Drinking Polluted Water May Increase Risk of Esophageal Cancer

A five-year study of men aged 40 and above in Shanghai, China, has found that those who drank water from a heavily polluted downstream section of the Huangpu River were approximately 2.8 times more likely to develop esophageal cancer than men whose water came from the unpolluted upstream stretches of the same river. This wide disparity in cancer rates among men age 40 and above did not disappear even after the researchers controlled for other possible cancer- causing factors such as age, disease history, occupational history, lifestyle factors, dietary habits, education, water chlorination, and urban location. The authors cautioned, however, that since the study was conducted on just 71 patients and 1,122 controls, their results may not represent the risk to all 12 million people living in Shanghai. The study was published in the August 25, 1999, issue of the American Journal of Epidemiology.

The study's author, Xuguang Tao, MD, PhD, research associate, Epidemiology, Johns Hopkins School of Public Health, noted that the downstream section of the Huangpu contained high levels of mutagens -- chemicals that when ingested cause alterations in DNA structure that can result in faulty cell function and sometimes in cancer -- and had also been implicated in doubling the risk of stomach and liver cancers in men.
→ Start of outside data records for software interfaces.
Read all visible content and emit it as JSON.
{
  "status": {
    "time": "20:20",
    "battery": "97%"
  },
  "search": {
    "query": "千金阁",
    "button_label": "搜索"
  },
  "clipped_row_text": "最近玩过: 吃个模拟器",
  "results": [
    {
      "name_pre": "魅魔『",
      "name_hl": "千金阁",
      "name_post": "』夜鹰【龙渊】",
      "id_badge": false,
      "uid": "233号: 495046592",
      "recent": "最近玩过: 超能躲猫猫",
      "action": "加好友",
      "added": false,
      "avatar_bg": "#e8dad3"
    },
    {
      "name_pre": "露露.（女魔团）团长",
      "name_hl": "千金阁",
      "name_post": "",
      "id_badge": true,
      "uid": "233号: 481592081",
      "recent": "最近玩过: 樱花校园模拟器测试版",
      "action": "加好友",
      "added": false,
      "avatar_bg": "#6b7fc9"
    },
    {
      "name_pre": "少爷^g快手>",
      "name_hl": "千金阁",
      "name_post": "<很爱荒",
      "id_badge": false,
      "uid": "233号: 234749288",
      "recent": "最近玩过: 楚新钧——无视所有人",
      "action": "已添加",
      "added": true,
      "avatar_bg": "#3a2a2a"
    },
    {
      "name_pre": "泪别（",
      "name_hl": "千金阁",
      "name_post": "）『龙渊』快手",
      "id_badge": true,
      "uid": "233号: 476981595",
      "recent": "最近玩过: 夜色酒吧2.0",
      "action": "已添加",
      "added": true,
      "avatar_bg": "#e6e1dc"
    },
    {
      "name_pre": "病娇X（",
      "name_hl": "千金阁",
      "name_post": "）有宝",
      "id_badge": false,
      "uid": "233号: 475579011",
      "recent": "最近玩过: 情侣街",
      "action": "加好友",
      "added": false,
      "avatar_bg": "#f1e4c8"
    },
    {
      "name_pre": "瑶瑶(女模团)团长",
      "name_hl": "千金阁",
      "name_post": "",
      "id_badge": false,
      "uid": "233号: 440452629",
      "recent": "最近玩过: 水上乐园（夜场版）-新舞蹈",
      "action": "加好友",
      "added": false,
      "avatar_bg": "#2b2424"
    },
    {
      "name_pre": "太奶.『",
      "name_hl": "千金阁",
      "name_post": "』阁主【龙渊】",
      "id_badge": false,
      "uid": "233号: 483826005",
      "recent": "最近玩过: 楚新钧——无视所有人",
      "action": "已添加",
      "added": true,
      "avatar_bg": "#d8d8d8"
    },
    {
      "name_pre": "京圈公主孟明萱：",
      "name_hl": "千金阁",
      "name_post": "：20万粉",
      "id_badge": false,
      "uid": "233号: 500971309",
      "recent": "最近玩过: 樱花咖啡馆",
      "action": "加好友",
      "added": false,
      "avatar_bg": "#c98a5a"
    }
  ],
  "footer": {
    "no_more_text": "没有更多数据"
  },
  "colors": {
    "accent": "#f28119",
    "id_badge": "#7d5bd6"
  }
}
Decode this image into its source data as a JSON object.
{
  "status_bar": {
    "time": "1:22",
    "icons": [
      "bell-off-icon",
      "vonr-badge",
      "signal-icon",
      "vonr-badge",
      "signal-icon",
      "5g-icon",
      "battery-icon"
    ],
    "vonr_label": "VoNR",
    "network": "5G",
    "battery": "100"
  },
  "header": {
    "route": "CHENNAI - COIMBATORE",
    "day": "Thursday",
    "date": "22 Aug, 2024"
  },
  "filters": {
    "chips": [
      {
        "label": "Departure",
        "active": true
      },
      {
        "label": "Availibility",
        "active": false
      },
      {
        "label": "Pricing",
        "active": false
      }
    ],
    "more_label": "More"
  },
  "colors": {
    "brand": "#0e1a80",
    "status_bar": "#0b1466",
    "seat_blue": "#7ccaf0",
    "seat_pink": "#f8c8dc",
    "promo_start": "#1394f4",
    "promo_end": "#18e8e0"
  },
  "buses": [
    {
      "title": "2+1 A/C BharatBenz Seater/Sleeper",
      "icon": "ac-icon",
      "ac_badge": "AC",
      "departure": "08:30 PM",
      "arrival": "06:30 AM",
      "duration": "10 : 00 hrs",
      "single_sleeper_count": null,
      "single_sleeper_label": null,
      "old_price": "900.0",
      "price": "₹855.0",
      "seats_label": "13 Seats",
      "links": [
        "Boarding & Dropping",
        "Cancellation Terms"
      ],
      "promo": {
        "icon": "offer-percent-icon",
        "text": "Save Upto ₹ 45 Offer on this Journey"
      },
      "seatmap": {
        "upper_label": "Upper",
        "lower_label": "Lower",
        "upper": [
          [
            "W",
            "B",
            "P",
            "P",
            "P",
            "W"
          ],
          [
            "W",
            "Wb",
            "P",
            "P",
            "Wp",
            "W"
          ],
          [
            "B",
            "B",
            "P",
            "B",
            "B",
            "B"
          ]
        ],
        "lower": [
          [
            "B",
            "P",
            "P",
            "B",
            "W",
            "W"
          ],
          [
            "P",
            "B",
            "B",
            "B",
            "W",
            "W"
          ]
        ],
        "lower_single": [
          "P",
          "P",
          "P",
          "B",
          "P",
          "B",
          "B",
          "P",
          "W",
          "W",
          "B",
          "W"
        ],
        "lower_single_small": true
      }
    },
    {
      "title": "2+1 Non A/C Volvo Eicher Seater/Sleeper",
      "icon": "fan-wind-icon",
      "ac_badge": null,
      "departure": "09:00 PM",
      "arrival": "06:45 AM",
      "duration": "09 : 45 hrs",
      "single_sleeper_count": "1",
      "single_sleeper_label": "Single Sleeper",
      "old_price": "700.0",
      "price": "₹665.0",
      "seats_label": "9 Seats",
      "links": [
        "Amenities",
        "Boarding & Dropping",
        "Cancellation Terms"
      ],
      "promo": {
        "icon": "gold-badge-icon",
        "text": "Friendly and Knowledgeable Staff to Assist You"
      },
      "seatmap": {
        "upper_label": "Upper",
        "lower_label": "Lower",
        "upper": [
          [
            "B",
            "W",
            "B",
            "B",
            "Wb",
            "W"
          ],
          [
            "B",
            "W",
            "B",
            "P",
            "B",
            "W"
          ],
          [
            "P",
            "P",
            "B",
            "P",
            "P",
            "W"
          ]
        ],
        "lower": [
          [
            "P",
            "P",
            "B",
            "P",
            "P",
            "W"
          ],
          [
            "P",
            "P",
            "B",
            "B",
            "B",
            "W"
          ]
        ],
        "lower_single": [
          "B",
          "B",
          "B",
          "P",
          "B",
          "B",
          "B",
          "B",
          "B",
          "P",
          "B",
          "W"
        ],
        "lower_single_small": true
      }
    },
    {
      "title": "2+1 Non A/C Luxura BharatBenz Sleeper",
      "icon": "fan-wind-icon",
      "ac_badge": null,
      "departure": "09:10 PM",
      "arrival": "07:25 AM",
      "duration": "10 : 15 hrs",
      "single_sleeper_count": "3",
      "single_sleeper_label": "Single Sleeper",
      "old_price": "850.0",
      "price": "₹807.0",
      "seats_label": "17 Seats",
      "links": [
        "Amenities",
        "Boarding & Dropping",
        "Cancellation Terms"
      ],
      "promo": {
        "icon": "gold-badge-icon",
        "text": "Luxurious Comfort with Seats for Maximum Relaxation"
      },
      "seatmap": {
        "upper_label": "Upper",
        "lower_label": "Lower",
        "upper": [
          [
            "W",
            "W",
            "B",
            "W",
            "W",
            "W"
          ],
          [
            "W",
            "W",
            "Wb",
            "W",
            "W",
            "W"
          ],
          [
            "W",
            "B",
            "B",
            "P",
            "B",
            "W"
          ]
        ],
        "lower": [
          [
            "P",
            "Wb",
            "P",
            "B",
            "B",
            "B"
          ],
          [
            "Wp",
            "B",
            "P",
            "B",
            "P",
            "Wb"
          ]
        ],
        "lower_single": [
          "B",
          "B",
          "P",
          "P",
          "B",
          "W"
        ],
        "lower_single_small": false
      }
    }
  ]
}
Shanghai stopped using this section of the river as a source of drinking water in 1987.

Mutagenic substances are not always dumped into a water supply but can also be produced whenever organic material is acted upon by chlorine. The study's results suggested that adding chlorine to the Huangpu, a river containing high levels of natural organic matter, may actually have increased the men's risk of cancer.

Public Affairs Media Contacts for the Johns Hopkins Bloomberg School of Public Health: Tim Parsons or Kenna Brigham @ 410-955-6878 or paffairs@jhsph.edu.